Last week, I mentioned Kane Family Rum Company’s Cayrum as part of an unusual cocktail with Whynatte and Fernet-Branca. Now, here’s a bit more on Cayrum itself. As mentioned, the company is based here in Atlanta, though the rum is distilled, aged (three years in bourbon barrels) and infused with local Dominican honey and ginger in the Dominican Republic. The distilling is overseen by master rum blender Victor Eugenio, in a distillery owned by Jose Antonio Barcelo, a member of one of the three well known Dominican rum families (the others are Brugel and Bermudez – together they make up “the 3 B’s”). Rum is serious business in the Dominican Republic, but Cayrum is more about sharing what many Dominican locals do with the rum after they’ve bought it.
I met up with Zach Kane, who, along with his father, helps run the business. He explained a bit about how his family came to make Cayrum, and why. They had been making a similar concoction for years at their vacation home in the Dominican Republic, just for friends and family. As they shared it, they realized how much everyone seemed to appreciate this unique spin on rum, and also realized that there could be great opportunity to introduce this kind of local Dominican infusion to the states. They tried all kinds of recipes before settling on a 3 year aged rum as the base, and even considered opening a distillery in Georgia before realizing that they couldn’t beat the quality and history of Dominican rum.
In essence, Cayrum is simply rum infused with honey and ginger. It’s primarily meant to be imbibed chilled, by itself, but it also works well as a sweet and spicy component in cocktails or mixed simply with complimentary drinks like iced tea or (for ginger lovers) ginger beer. Cayrum has been available in Georgia for a bit over two years now, has made its way to New York, and is expecting distribution soon in Colorado and Texas. So, on to the tasting notes.
Cayrum shows a bright medium amber color in the bottle. When you pour it out, the somewhat thick but not yet syrupy body is evident . On the nose, the ginger hits you first, not overly powerful, but very present.

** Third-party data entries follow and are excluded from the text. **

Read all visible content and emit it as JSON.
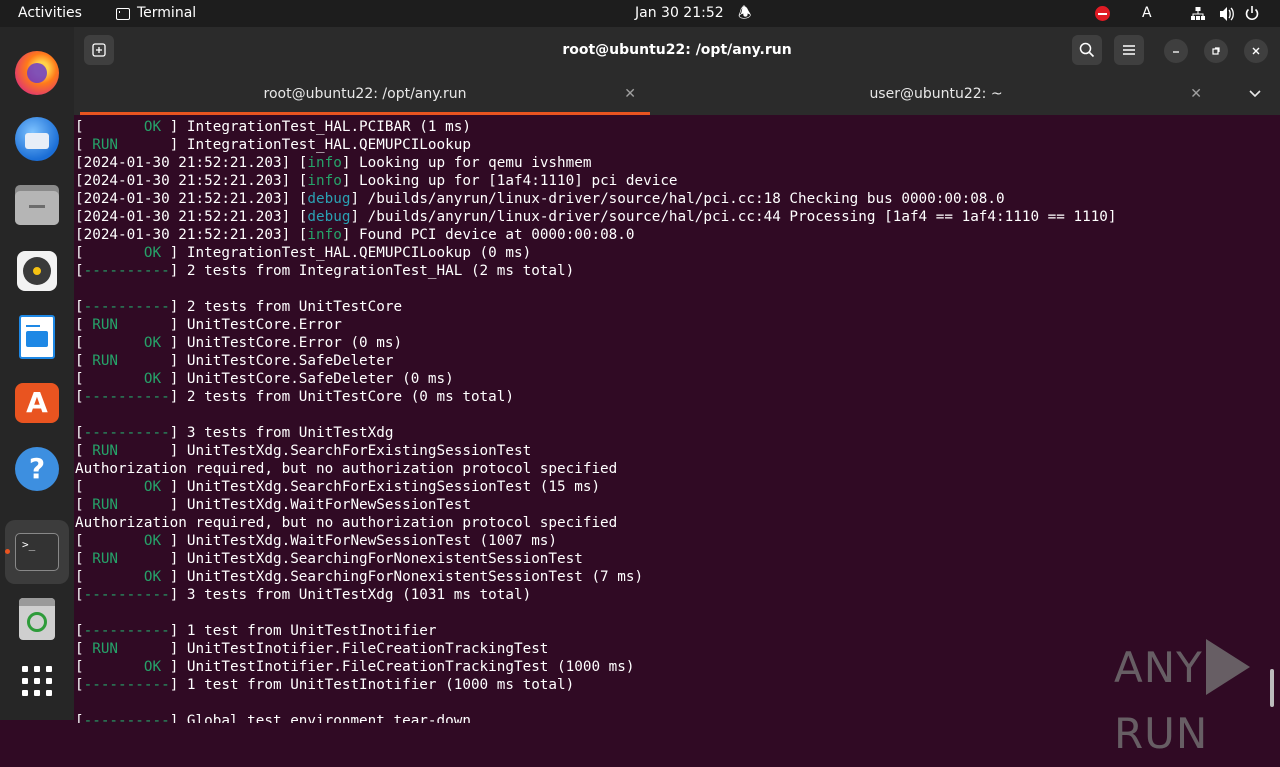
{
  "topbar": {
    "activities": "Activities",
    "app_name": "Terminal",
    "clock": "Jan 30  21:52",
    "keyboard_layout": "A"
  },
  "dock": {
    "items": [
      "firefox-icon",
      "thunderbird-icon",
      "files-icon",
      "rhythmbox-icon",
      "writer-icon",
      "app-center-icon",
      "help-icon",
      "terminal-icon",
      "trash-icon",
      "show-apps-icon"
    ]
  },
  "window": {
    "title": "root@ubuntu22: /opt/any.run",
    "tabs": [
      {
        "label": "root@ubuntu22: /opt/any.run",
        "active": true
      },
      {
        "label": "user@ubuntu22: ~",
        "active": false
      }
    ]
  },
  "colors": {
    "accent": "#e95420",
    "terminal_bg": "#300a24",
    "ok_green": "#26a269",
    "info_cyan": "#2aa1b3"
  },
  "terminal": {
    "lines": [
      [
        {
          "t": "["
        },
        {
          "t": "       OK ",
          "c": "g"
        },
        {
          "t": "] IntegrationTest_HAL.PCIBAR (1 ms)"
        }
      ],
      [
        {
          "t": "["
        },
        {
          "t": " RUN      ",
          "c": "g"
        },
        {
          "t": "] IntegrationTest_HAL.QEMUPCILookup"
        }
      ],
      [
        {
          "t": "[2024-01-30 21:52:21.203] ["
        },
        {
          "t": "info",
          "c": "g"
        },
        {
          "t": "] Looking up for qemu ivshmem"
        }
      ],
      [
        {
          "t": "[2024-01-30 21:52:21.203] ["
        },
        {
          "t": "info",
          "c": "g"
        },
        {
          "t": "] Looking up for [1af4:1110] pci device"
        }
      ],
      [
        {
          "t": "[2024-01-30 21:52:21.203] ["
        },
        {
          "t": "debug",
          "c": "c"
        },
        {
          "t": "] /builds/anyrun/linux-driver/source/hal/pci.cc:18 Checking bus 0000:00:08.0"
        }
      ],
      [
        {
          "t": "[2024-01-30 21:52:21.203] ["
        },
        {
          "t": "debug",
          "c": "c"
        },
        {
          "t": "] /builds/anyrun/linux-driver/source/hal/pci.cc:44 Processing [1af4 == 1af4:1110 == 1110]"
        }
      ],
      [
        {
          "t": "[2024-01-30 21:52:21.203] ["
        },
        {
          "t": "info",
          "c": "g"
        },
        {
          "t": "] Found PCI device at 0000:00:08.0"
        }
      ],
      [
        {
          "t": "["
        },
        {
          "t": "       OK ",
          "c": "g"
        },
        {
          "t": "] IntegrationTest_HAL.QEMUPCILookup (0 ms)"
        }
      ],
      [
        {
          "t": "["
        },
        {
          "t": "----------",
          "c": "g"
        },
        {
          "t": "] 2 tests from IntegrationTest_HAL (2 ms total)"
        }
      ],
      [
        {
          "t": ""
        }
      ],
      [
        {
          "t": "["
        },
        {
          "t": "----------",
          "c": "g"
        },
        {
          "t": "] 2 tests from UnitTestCore"
        }
      ],
      [
        {
          "t": "["
        },
        {
          "t": " RUN      ",
          "c": "g"
        },
        {
          "t": "] UnitTestCore.Error"
        }
      ],
      [
        {
          "t": "["
        },
        {
          "t": "       OK ",
          "c": "g"
        },
        {
          "t": "] UnitTestCore.Error (0 ms)"
        }
      ],
      [
        {
          "t": "["
        },
        {
          "t": " RUN      ",
          "c": "g"
        },
        {
          "t": "] UnitTestCore.SafeDeleter"
        }
      ],
      [
        {
          "t": "["
        },
        {
          "t": "       OK ",
          "c": "g"
        },
        {
          "t": "] UnitTestCore.SafeDeleter (0 ms)"
        }
      ],
      [
        {
          "t": "["
        },
        {
          "t": "----------",
          "c": "g"
        },
        {
          "t": "] 2 tests from UnitTestCore (0 ms total)"
        }
      ],
      [
        {
          "t": ""
        }
      ],
      [
        {
          "t": "["
        },
        {
          "t": "----------",
          "c": "g"
        },
        {
          "t": "] 3 tests from UnitTestXdg"
        }
      ],
      [
        {
          "t": "["
        },
        {
          "t": " RUN      ",
          "c": "g"
        },
        {
          "t": "] UnitTestXdg.SearchForExistingSessionTest"
        }
      ],
      [
        {
          "t": "Authorization required, but no authorization protocol specified"
        }
      ],
      [
        {
          "t": "["
        },
        {
          "t": "       OK ",
          "c": "g"
        },
        {
          "t": "] UnitTestXdg.SearchForExistingSessionTest (15 ms)"
        }
      ],
      [
        {
          "t": "["
        },
        {
          "t": " RUN      ",
          "c": "g"
        },
        {
          "t": "] UnitTestXdg.WaitForNewSessionTest"
        }
      ],
      [
        {
          "t": "Authorization required, but no authorization protocol specified"
        }
      ],
      [
        {
          "t": "["
        },
        {
          "t": "       OK ",
          "c": "g"
        },
        {
          "t": "] UnitTestXdg.WaitForNewSessionTest (1007 ms)"
        }
      ],
      [
        {
          "t": "["
        },
        {
          "t": " RUN      ",
          "c": "g"
        },
        {
          "t": "] UnitTestXdg.SearchingForNonexistentSessionTest"
        }
      ],
      [
        {
          "t": "["
        },
        {
          "t": "       OK ",
          "c": "g"
        },
        {
          "t": "] UnitTestXdg.SearchingForNonexistentSessionTest (7 ms)"
        }
      ],
      [
        {
          "t": "["
        },
        {
          "t": "----------",
          "c": "g"
        },
        {
          "t": "] 3 tests from UnitTestXdg (1031 ms total)"
        }
      ],
      [
        {
          "t": ""
        }
      ],
      [
        {
          "t": "["
        },
        {
          "t": "----------",
          "c": "g"
        },
        {
          "t": "] 1 test from UnitTestInotifier"
        }
      ],
      [
        {
          "t": "["
        },
        {
          "t": " RUN      ",
          "c": "g"
        },
        {
          "t": "] UnitTestInotifier.FileCreationTrackingTest"
        }
      ],
      [
        {
          "t": "["
        },
        {
          "t": "       OK ",
          "c": "g"
        },
        {
          "t": "] UnitTestInotifier.FileCreationTrackingTest (1000 ms)"
        }
      ],
      [
        {
          "t": "["
        },
        {
          "t": "----------",
          "c": "g"
        },
        {
          "t": "] 1 test from UnitTestInotifier (1000 ms total)"
        }
      ],
      [
        {
          "t": ""
        }
      ],
      [
        {
          "t": "["
        },
        {
          "t": "----------",
          "c": "g"
        },
        {
          "t": "] Global test environment tear-down"
        }
      ]
    ]
  },
  "watermark": {
    "left": "ANY",
    "right": "RUN"
  }
}
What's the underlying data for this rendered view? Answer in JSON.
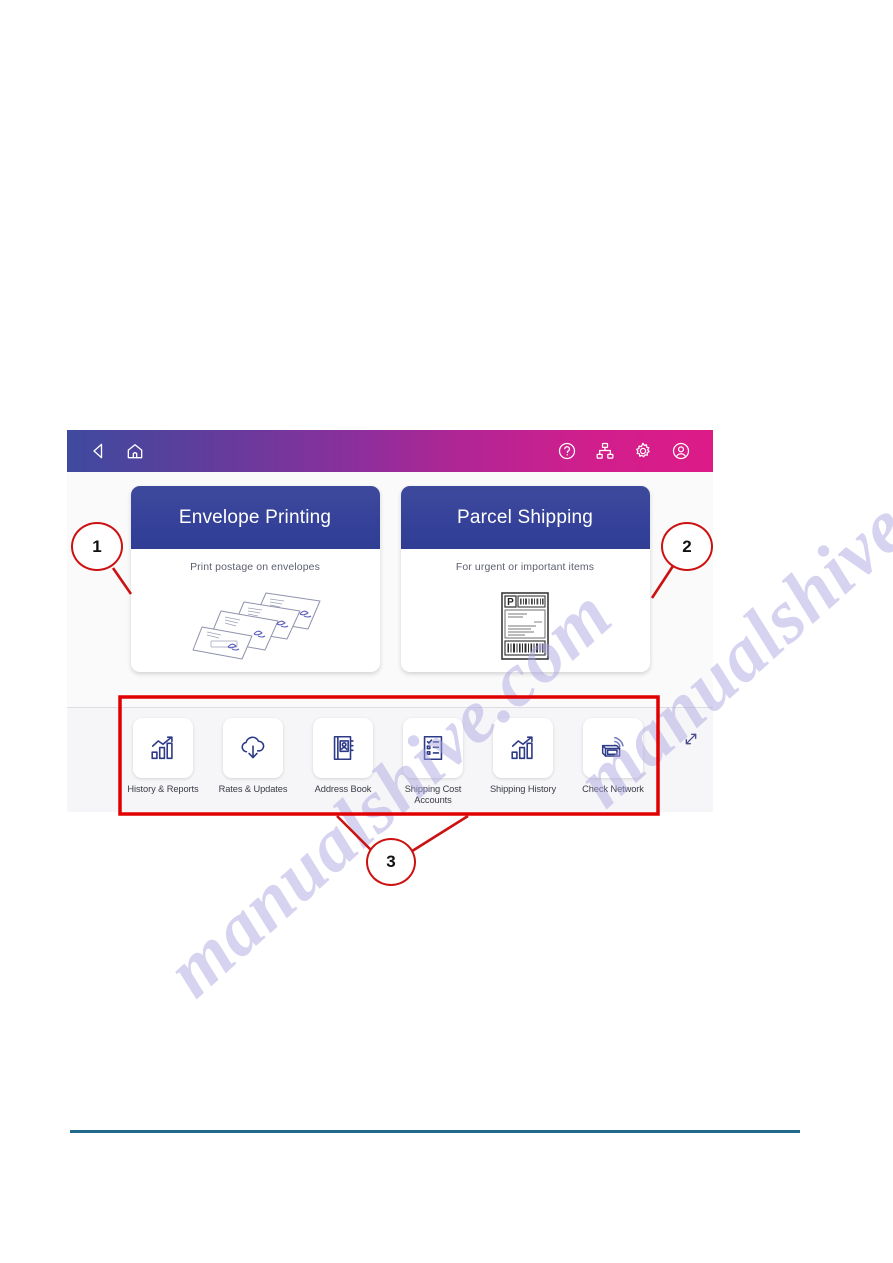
{
  "watermark": {
    "text": "manualshive.com"
  },
  "device_screen": {
    "app_bar": {
      "left_icons": [
        {
          "name": "back-icon",
          "label": "Back"
        },
        {
          "name": "home-icon",
          "label": "Home"
        }
      ],
      "right_icons": [
        {
          "name": "help-icon",
          "label": "Help"
        },
        {
          "name": "network-icon",
          "label": "Network"
        },
        {
          "name": "settings-gear-icon",
          "label": "Settings"
        },
        {
          "name": "user-account-icon",
          "label": "Account"
        }
      ],
      "gradient_from": "#3f4a9e",
      "gradient_to": "#dd1b87"
    },
    "hero_cards": [
      {
        "title": "Envelope Printing",
        "subtitle": "Print postage on envelopes",
        "art": "envelope-stack-illustration",
        "header_color": "#36429a"
      },
      {
        "title": "Parcel Shipping",
        "subtitle": "For urgent or important items",
        "art": "shipping-label-illustration",
        "header_color": "#36429a"
      }
    ],
    "shortcuts": [
      {
        "label": "History & Reports",
        "icon": "bar-chart-trend-icon"
      },
      {
        "label": "Rates & Updates",
        "icon": "cloud-download-icon"
      },
      {
        "label": "Address Book",
        "icon": "address-book-icon"
      },
      {
        "label": "Shipping Cost Accounts",
        "icon": "checklist-icon"
      },
      {
        "label": "Shipping History",
        "icon": "bar-chart-trend-icon"
      },
      {
        "label": "Check Network",
        "icon": "network-device-icon"
      }
    ],
    "expand_button": {
      "icon": "expand-diagonal-icon",
      "label": "Expand"
    }
  },
  "annotations": {
    "callouts": [
      {
        "number": "1",
        "target": "envelope-printing-card",
        "color": "#cc1111"
      },
      {
        "number": "2",
        "target": "parcel-shipping-card",
        "color": "#cc1111"
      },
      {
        "number": "3",
        "target": "shortcuts-row",
        "color": "#cc1111"
      }
    ],
    "highlight_box": {
      "target": "shortcuts-row",
      "color": "#e00000"
    }
  },
  "footer": {
    "rule_color": "#216a8c"
  }
}
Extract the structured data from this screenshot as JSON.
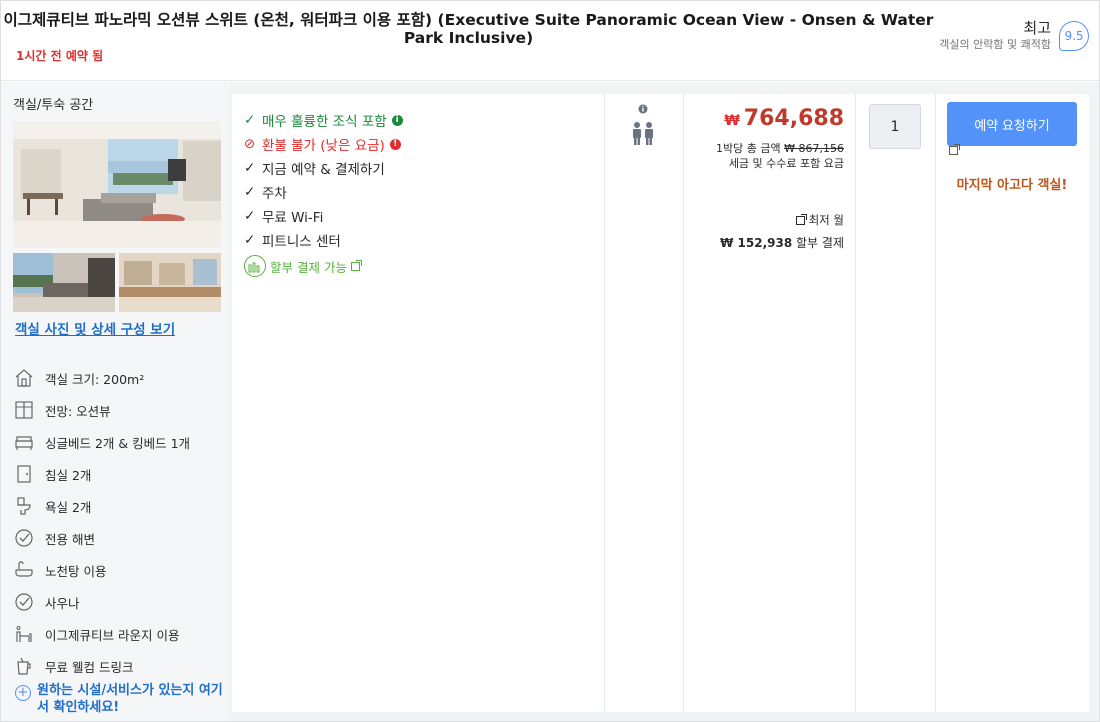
{
  "header": {
    "title_line1": "이그제큐티브 파노라믹 오션뷰 스위트 (온천, 워터파크 이용 포함) (Executive Suite Panoramic Ocean View - Onsen & Water",
    "title_line2": "Park Inclusive)",
    "booked_ago": "1시간 전 예약 됨",
    "rating_word": "최고",
    "rating_sub": "객실의 안락함 및 쾌적함",
    "rating_score": "9.5"
  },
  "room": {
    "section_title": "객실/투숙 공간",
    "photo_link": "객실 사진 및 상세 구성 보기",
    "amenities": [
      {
        "icon": "room-size-icon",
        "label": "객실 크기: 200m²"
      },
      {
        "icon": "window-view-icon",
        "label": "전망: 오션뷰"
      },
      {
        "icon": "bed-icon",
        "label": "싱글베드 2개 & 킹베드 1개"
      },
      {
        "icon": "door-icon",
        "label": "침실 2개"
      },
      {
        "icon": "toilet-icon",
        "label": "욕실 2개"
      },
      {
        "icon": "check-circle-icon",
        "label": "전용 해변"
      },
      {
        "icon": "bathtub-icon",
        "label": "노천탕 이용"
      },
      {
        "icon": "check-circle-icon",
        "label": "사우나"
      },
      {
        "icon": "lounge-icon",
        "label": "이그제큐티브 라운지 이용"
      },
      {
        "icon": "drink-icon",
        "label": "무료 웰컴 드링크"
      }
    ],
    "more_link": "원하는 시설/서비스가 있는지 여기서 확인하세요!"
  },
  "benefits": {
    "breakfast": "매우 훌륭한 조식 포함",
    "nonrefundable": "환불 불가 (낮은 요금)",
    "items": [
      "지금 예약 & 결제하기",
      "주차",
      "무료 Wi-Fi",
      "피트니스 센터"
    ],
    "installment": "할부 결제 가능"
  },
  "price": {
    "currency": "₩",
    "amount": "764,688",
    "per_night_label": "1박당 총 금액",
    "per_night_original": "₩ 867,156",
    "tax_note": "세금 및 수수료 포함 요금",
    "lowest_monthly": "최저 월",
    "installment_amount": "₩ 152,938",
    "installment_suffix": "할부 결제"
  },
  "booking": {
    "quantity": "1",
    "button_label": "예약 요청하기",
    "last_room": "마지막 아고다 객실!"
  },
  "colors": {
    "accent_blue": "#5392f9",
    "link_blue": "#1f6ec9",
    "price_red": "#c0392b",
    "alert_red": "#e12d2d",
    "success_green": "#1a8a3a",
    "urgency_orange": "#c0531a"
  }
}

Burnt honey/Bit-o-Honey undertones come in, and some warm wood notes, too.
I much prefer this over ice rather than neat. Neat, it comes across a bit too sharp – a bit too much burn from both the alcohol and the ginger. Over ice, Cayrum is indeed quite full in the mouth. The ginger is prominent, starting off with a warm rush then kicking into a tingling spicy almost-burn. There’s something mildly medicinal, maybe a touch soap-y, lurking in the background. There’s no denying that Cayrum is sweet – both the rum and the honey bring a syrupy, raisin-y character to it that comes in behind the bite of the ginger. The finish is long, both spicy and sweet, with a touch of heat.
I’ve played around with Cayrum a good bit – you can mix it with ginger beer for an extra ginger-y Dark and Stormy. It also works well with ice team and lemon, or, for something a bit more unusual, blood orange soda and a squeeze of lime. Really, you can use Cayrum in any aged rum-based cocktail where you might want an extra hit of sugar and spice. It can also take the place of a ginger liqueur like the King’s Ginger or Domaine de Canton.
Thirsty South Rating: Good Stuff* For ginger lovers – Cayrum is a home run. For everyone else, it’s a unique spin on rum that is fun to experiment with in mixed drinks or simply enjoy sipping cold over ice. Like a quick trip to the Caribbean.
* Thirsty South Rating Scale:
Wow – among the very best: knock-your-socks-off, profound, complex liquid gold!
Excellent – exceptional in quality and character, worth seeking out, highly recommended
Good Stuff – solid expression of its type/varietal, enjoyable and recommended
Fair – fairly standard or exhibiting obvious though minor flaws
Avoid – move away folks, nothing to see here, a trainwreck
Full Disclosure: Tasting sample was provided by Kane Family Rum Company.